We may question how relevant elusive notions of authenticity are in this case. Since the 1960s, many artists working in such directions as minimalism, conceptual art, and new media have created artworks that are replicable without limit. Carl Andre arranges industrially manufactured copper and lead panels in checkerboard patterns on the floor but is not responsible for any other physical or formal aspect of his sculptures; Sol LeWitt’s wall drawings are formulated by written instructions conceived by the artist but executed by someone else; Lynn Hershman makes interactive works that exist only in cyberspace and are equally “authentic” when viewed or manipulated on anybody’s computer. In all these instances, the mythic hand of the artist—the inspired vision and unique virtuoso “touch” of the creative genius—are simply not a factor or an issue in the aesthetics of the art.

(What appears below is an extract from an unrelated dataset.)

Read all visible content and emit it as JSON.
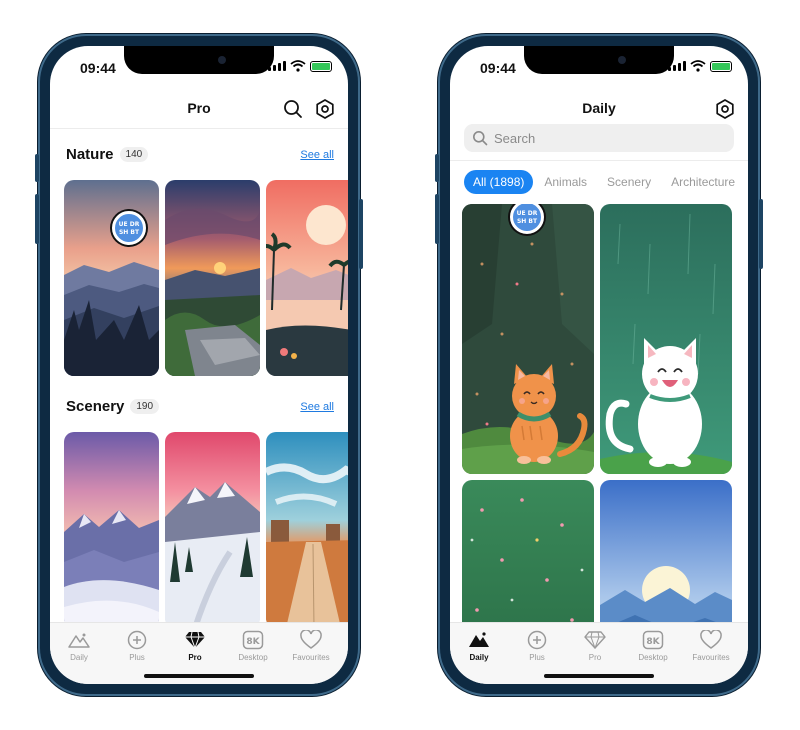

Similarly, Craig Kauffman’s Untitled Wall Relief, while unquestionably the creation of the artist’s aesthetic choices and sensibility, is fabricated by vacuum-formation, a mechanical process to shape plastic sheeting on a mold through the application of heat, pressure, and vacuum action. There are various technologies, some obsolete, to vacuform plastic and to spray-paint its colors, but they are industrial technologies, not ones associated with traditional ateliers. Kauffman’s 2008 wall relief is of course not the selfsame object as the 1967 original. Yet the new work is not necessarily to be regarded as less authentically a creation of Kauffman any more than photographic prints made from a master negative and printed long after the original picture has been taken are any less “authentic” than earlier prints—even if there are discernible differences among them and though vintage prints command a higher market value—as long as they are authorized by the photographer. Assertions about the sanctity of an initial iteration of a work can be misguided; in cases where the fabrication is largely mechanical and the artist has assented to the result, common sense should avoid “fetishizing” the original.

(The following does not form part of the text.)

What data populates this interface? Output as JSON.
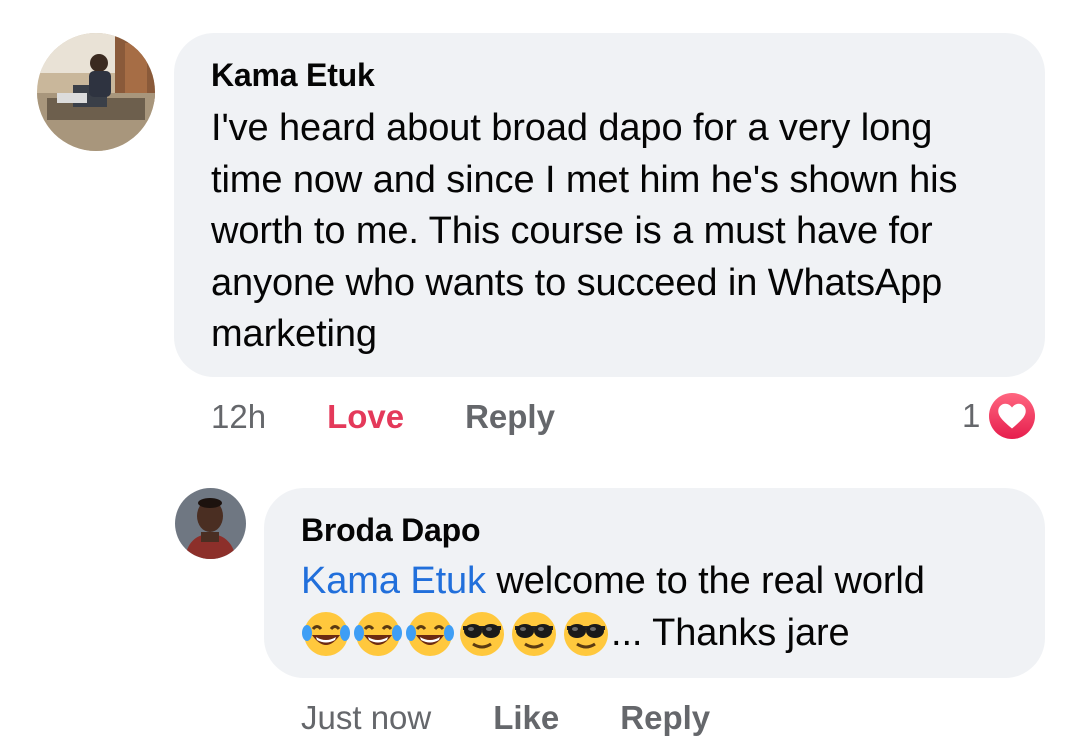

LACMA owns two other Plexiglas paintings by Craig Kauffman and many works on paper. With the mishap of the irreparable damage to Untitled Wall Relief of 1967, LACMA lost a significant work from its internationally respected collection of Southern California art. The work’s re-embodiment in this new object brings its history full circle and enables the work to remain represented in the collection.
Howard N. Fox
Senior Curatorial Fellow, Contemporary Art